During his campaign, Lucas, a 34-year-old first-term councilman, championed issues like affordable housing and safe neighborhoods, emphasizing his personal experience of growing up in poverty and at times being homeless in Kansas City’s most distressed neighborhoods. Lucas’ campaign also drew contrasts between his vision for the city and that of Mayor Sly James, who was termed out after eight years. He said he’d put more focus on the entire city’s needs, as opposed to James’ downtown-centric approach. Lucas also criticized James’ lack of transparency, citing his attempted behind-closed-doors bidding of the new airport.
Meanwhile, Justus — a first-term councilwoman, attorney, and former state senator — was endorsed by James and shared many of his views for the city.
Turns out, it was a change election.

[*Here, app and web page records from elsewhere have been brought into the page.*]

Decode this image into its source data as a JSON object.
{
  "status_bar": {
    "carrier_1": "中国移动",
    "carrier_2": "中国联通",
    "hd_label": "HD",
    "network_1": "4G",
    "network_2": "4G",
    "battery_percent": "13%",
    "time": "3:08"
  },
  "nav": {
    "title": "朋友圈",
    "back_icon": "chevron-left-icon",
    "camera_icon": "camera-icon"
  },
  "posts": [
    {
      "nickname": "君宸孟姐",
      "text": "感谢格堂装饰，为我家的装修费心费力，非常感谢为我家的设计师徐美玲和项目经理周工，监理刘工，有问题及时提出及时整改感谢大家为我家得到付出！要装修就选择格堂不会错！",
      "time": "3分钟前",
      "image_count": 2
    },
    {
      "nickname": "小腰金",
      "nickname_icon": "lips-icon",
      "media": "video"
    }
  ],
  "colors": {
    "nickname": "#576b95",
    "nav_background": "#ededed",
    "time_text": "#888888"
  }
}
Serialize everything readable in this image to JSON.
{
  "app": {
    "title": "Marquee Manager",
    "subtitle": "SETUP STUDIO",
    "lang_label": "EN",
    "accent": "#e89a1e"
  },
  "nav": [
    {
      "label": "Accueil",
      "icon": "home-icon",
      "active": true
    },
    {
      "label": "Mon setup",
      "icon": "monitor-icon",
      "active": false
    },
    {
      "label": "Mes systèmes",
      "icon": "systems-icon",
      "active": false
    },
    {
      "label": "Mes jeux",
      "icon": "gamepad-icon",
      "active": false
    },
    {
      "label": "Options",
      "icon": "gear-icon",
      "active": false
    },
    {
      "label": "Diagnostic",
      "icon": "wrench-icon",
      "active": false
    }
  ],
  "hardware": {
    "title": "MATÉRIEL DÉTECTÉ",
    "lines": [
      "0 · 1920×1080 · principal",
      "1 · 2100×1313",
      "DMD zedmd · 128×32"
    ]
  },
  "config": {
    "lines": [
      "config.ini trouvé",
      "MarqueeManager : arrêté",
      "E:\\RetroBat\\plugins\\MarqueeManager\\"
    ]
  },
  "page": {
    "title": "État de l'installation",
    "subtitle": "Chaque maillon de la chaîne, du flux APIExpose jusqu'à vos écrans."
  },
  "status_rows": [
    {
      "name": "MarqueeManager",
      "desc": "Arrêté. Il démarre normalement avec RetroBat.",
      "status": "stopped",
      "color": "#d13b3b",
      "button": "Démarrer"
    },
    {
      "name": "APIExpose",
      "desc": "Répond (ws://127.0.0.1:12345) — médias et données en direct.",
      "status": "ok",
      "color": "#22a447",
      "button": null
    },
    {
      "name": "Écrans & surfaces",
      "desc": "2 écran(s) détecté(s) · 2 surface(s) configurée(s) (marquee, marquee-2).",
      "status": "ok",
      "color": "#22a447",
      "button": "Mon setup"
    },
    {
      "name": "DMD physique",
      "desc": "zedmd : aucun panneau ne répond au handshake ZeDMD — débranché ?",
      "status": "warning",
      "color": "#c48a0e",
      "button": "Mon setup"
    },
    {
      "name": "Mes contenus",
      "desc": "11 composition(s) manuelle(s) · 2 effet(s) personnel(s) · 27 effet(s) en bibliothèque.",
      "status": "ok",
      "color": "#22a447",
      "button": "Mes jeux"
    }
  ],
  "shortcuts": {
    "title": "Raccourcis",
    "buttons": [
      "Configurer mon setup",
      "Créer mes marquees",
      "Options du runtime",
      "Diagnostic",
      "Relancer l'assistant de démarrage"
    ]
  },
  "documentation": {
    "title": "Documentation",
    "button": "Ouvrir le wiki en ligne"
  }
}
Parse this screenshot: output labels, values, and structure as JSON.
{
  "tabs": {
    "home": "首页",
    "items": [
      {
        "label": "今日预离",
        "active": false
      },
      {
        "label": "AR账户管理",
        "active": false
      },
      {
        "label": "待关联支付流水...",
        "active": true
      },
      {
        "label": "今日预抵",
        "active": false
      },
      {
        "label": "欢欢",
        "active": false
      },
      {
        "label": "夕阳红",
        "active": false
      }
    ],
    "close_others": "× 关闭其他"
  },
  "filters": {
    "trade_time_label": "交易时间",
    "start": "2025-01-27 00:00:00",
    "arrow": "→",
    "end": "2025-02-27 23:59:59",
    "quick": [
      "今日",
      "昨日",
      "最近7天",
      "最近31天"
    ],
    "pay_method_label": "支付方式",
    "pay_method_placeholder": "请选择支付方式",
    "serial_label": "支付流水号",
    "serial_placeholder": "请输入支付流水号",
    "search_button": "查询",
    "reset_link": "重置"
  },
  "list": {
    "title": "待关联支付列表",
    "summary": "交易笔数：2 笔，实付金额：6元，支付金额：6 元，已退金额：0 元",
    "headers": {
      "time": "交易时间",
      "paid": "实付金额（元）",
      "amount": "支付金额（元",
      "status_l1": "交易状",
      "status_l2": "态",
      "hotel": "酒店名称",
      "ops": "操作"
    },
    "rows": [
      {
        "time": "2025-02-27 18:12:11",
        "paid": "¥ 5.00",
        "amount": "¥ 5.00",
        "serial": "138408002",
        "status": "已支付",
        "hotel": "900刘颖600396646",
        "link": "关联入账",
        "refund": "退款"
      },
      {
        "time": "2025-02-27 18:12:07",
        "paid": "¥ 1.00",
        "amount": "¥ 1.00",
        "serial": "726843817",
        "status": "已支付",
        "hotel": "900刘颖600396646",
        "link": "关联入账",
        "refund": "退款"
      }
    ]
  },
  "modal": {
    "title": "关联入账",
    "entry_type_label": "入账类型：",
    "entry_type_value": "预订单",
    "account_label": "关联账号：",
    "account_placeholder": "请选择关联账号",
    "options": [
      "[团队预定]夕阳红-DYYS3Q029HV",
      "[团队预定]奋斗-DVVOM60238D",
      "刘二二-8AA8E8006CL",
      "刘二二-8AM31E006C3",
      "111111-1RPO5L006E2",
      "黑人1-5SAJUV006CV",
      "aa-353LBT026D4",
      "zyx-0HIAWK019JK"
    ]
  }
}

North of the river, Lucas lost by three percentage points to Justus. But his margin south of the river, where about two-thirds of the city’s votes are cast, was fully 2 to 1.
Half of the 12-member city council will be made up of new faces come August.
Incumbents Heather Hall in the 1st District, Teresa Loar in the 2nd District at-large, and Kevin McManus in the 6th District all ran unopposed and kept their seats on the council. New to the council, Kevin O’Neill ran unopposed for the 1st District at-large seat.
In the 2nd District, incumbent Dan Fowler kept his seat in a 69 to 31 percent victory against Kevin McEvoy.
The 3rd District at-large seat was won by Brandon Ellington, who will be vacating his second-term seat as a Democrat in the Missouri House of Representatives to join the council. Ellington came out just two percentage points ahead of local pastor, Wallace Hartsfield II, at 51 to 49 percent.
The president of the Black Healthcare Coalition, Melissa Robinson, will serve the 3rd District. She edged out Joseph “Joey Cuts” Thomas, a Kansas City barber, 56 to 44 percent.
Incumbent Kathryn Shields will serve a second term, having held the seat for 4th District at-large. Shields enjoyed a landslide victory over her challenger, Robert Westfall, winning the seat 77 to 23 percent.
In the 4th District seat, BikeWalkKC cofounder Eric Bunch came out on top. He beat Kansas City firefighter and attorney Geoff Jolley in a squeaker — just 212 votes.
In the 5th District, incumbent Lee Barnes, Jr. retained his at-large seat by defeating the president and CEO of the Twelfth Street Development Corporation, Dwayne Williams, 62 to 39 percent.
Ryana Parks-Shaw, who serves on the Missouri Hospice and Palliative Care Association Board and previously worked for the Missouri Department of Health, will represent the 5th District. She beat her challenger, Edward Bell, II, who represents the 5th District on the Public Improvements Advisory Committee, 69 to 31 percent.
Real estate and land use attorney Andrea Bough will represent the 6th District at-large. She bested her opponent, Stacey Johnson-Cosby, a real-estate broker and founder of the South Kansas City Alliance, 62 to 38 percent.
Tax breaks for developers aren’t very popular these days, but didn’t stop voters from overwhelmingly rejecting a measure that would have limited the city’s ability to hand out those incentives.
If Question 1 had passed, the measure would have capped at 50 percent the amount of property taxes the city can abate for developers on a development project. Supporters of the ballot initiative pointed out the abuses of instruments like TIF, which are intended to spur development in blighted parts of the city but have lately been used to subsidize luxury developments in desirable parts of the city. But opponents of the measure said that an overall cap would not only limit luxury projects the city could incentivize but would also limit incentives for the economically distressed parts of the city where supporters of the measure want to see development.
Neither Quinton Lucas or Jolie Justus supported Question 1. Justus said it would be smarter to add in more requirements to diversify the type of incentives the city has instead of a one-size-fits-all cap. Lucas noted that the city hasn’t fully adhered to the 75 percent cap he authored and helped pass in 2016. He said the city still needs time to see how his ordinance is working before adding further limitations.
The citizens agreed, voting down the proposal 65 to 35 percent.
Lucas and the new Kansas City Council will take office on August 1.